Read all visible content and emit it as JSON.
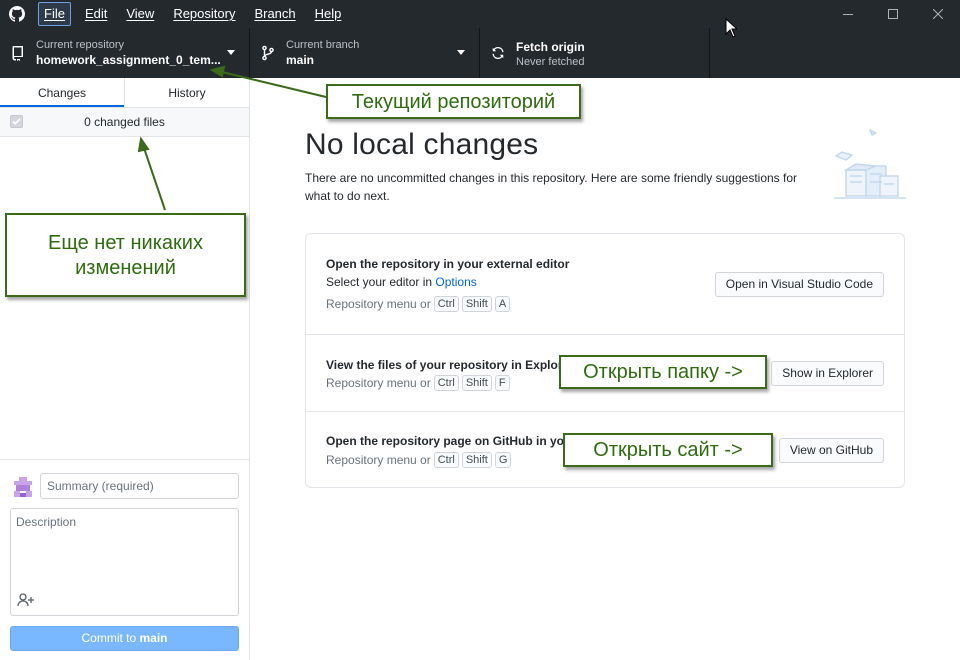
{
  "menu": {
    "items": [
      "File",
      "Edit",
      "View",
      "Repository",
      "Branch",
      "Help"
    ],
    "active_index": 0
  },
  "toolbar": {
    "repo_label": "Current repository",
    "repo_value": "homework_assignment_0_tem...",
    "branch_label": "Current branch",
    "branch_value": "main",
    "fetch_title": "Fetch origin",
    "fetch_sub": "Never fetched"
  },
  "sidebar": {
    "tabs": [
      "Changes",
      "History"
    ],
    "selected_tab": "Changes",
    "changed_files": "0 changed files"
  },
  "commit": {
    "summary_placeholder": "Summary (required)",
    "description_placeholder": "Description",
    "button_prefix": "Commit to ",
    "button_branch": "main"
  },
  "main": {
    "heading": "No local changes",
    "subtext": "There are no uncommitted changes in this repository. Here are some friendly suggestions for what to do next.",
    "suggestions": [
      {
        "title": "Open the repository in your external editor",
        "line_prefix": "Select your editor in ",
        "line_link": "Options",
        "hint": "Repository menu or",
        "keys": [
          "Ctrl",
          "Shift",
          "A"
        ],
        "button": "Open in Visual Studio Code"
      },
      {
        "title": "View the files of your repository in Explorer",
        "hint": "Repository menu or",
        "keys": [
          "Ctrl",
          "Shift",
          "F"
        ],
        "button": "Show in Explorer"
      },
      {
        "title": "Open the repository page on GitHub in your browser",
        "hint": "Repository menu or",
        "keys": [
          "Ctrl",
          "Shift",
          "G"
        ],
        "button": "View on GitHub"
      }
    ]
  },
  "annotations": {
    "current_repo": "Текущий репозиторий",
    "no_changes_line1": "Еще нет никаких",
    "no_changes_line2": "изменений",
    "open_folder": "Открыть папку ->",
    "open_site": "Открыть сайт ->"
  },
  "colors": {
    "toolbar_bg": "#24292e",
    "accent": "#0366d6",
    "commit_button": "#79b8ff",
    "annotation_border": "#3b6a1a",
    "annotation_text": "#2f6b0f"
  }
}
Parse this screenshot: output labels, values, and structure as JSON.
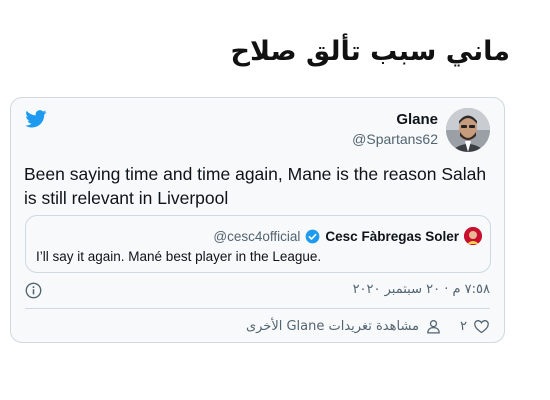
{
  "headline": "ماني سبب تألق صلاح",
  "tweet": {
    "author_name": "Glane",
    "author_handle": "@Spartans62",
    "text": "Been saying time and time again, Mane is the reason Salah is still relevant in Liverpool",
    "timestamp": "٧:٥٨ م · ٢٠ سبتمبر ٢٠٢٠",
    "like_count": "٢",
    "see_more": "مشاهدة تغريدات Glane الأخرى"
  },
  "quoted_tweet": {
    "author_name": "Cesc Fàbregas Soler",
    "author_handle": "@cesc4official",
    "text": "I’ll say it again. Mané best player in the League."
  },
  "colors": {
    "twitter_blue": "#1d9bf0",
    "card_bg": "#f7f9fa",
    "border": "#cfd9de",
    "secondary_text": "#536471"
  },
  "icons": [
    "twitter-bird-icon",
    "verified-badge-icon",
    "info-icon",
    "heart-icon",
    "person-icon"
  ]
}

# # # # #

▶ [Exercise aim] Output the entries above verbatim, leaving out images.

▶ [Reply]
Read all visible content and emit it as JSON.
{
  "menu": {
    "items": [
      "File",
      "Edit",
      "View",
      "Repository",
      "Branch",
      "Help"
    ],
    "active_index": 0
  },
  "toolbar": {
    "repo_label": "Current repository",
    "repo_value": "homework_assignment_0_tem...",
    "branch_label": "Current branch",
    "branch_value": "main",
    "fetch_title": "Fetch origin",
    "fetch_sub": "Never fetched"
  },
  "sidebar": {
    "tabs": [
      "Changes",
      "History"
    ],
    "selected_tab": "Changes",
    "changed_files": "0 changed files"
  },
  "commit": {
    "summary_placeholder": "Summary (required)",
    "description_placeholder": "Description",
    "button_prefix": "Commit to ",
    "button_branch": "main"
  },
  "main": {
    "heading": "No local changes",
    "subtext": "There are no uncommitted changes in this repository. Here are some friendly suggestions for what to do next.",
    "suggestions": [
      {
        "title": "Open the repository in your external editor",
        "line_prefix": "Select your editor in ",
        "line_link": "Options",
        "hint": "Repository menu or",
        "keys": [
          "Ctrl",
          "Shift",
          "A"
        ],
        "button": "Open in Visual Studio Code"
      },
      {
        "title": "View the files of your repository in Explorer",
        "hint": "Repository menu or",
        "keys": [
          "Ctrl",
          "Shift",
          "F"
        ],
        "button": "Show in Explorer"
      },
      {
        "title": "Open the repository page on GitHub in your browser",
        "hint": "Repository menu or",
        "keys": [
          "Ctrl",
          "Shift",
          "G"
        ],
        "button": "View on GitHub"
      }
    ]
  },
  "annotations": {
    "current_repo": "Текущий репозиторий",
    "no_changes_line1": "Еще нет никаких",
    "no_changes_line2": "изменений",
    "open_folder": "Открыть папку ->",
    "open_site": "Открыть сайт ->"
  },
  "colors": {
    "toolbar_bg": "#24292e",
    "accent": "#0366d6",
    "commit_button": "#79b8ff",
    "annotation_border": "#3b6a1a",
    "annotation_text": "#2f6b0f"
  }
}
Parse this screenshot: output labels, values, and structure as JSON.
{
  "headline": "ماني سبب تألق صلاح",
  "tweet": {
    "author_name": "Glane",
    "author_handle": "@Spartans62",
    "text": "Been saying time and time again, Mane is the reason Salah is still relevant in Liverpool",
    "timestamp": "٧:٥٨ م · ٢٠ سبتمبر ٢٠٢٠",
    "like_count": "٢",
    "see_more": "مشاهدة تغريدات Glane الأخرى"
  },
  "quoted_tweet": {
    "author_name": "Cesc Fàbregas Soler",
    "author_handle": "@cesc4official",
    "text": "I’ll say it again. Mané best player in the League."
  },
  "colors": {
    "twitter_blue": "#1d9bf0",
    "card_bg": "#f7f9fa",
    "border": "#cfd9de",
    "secondary_text": "#536471"
  },
  "icons": [
    "twitter-bird-icon",
    "verified-badge-icon",
    "info-icon",
    "heart-icon",
    "person-icon"
  ]
}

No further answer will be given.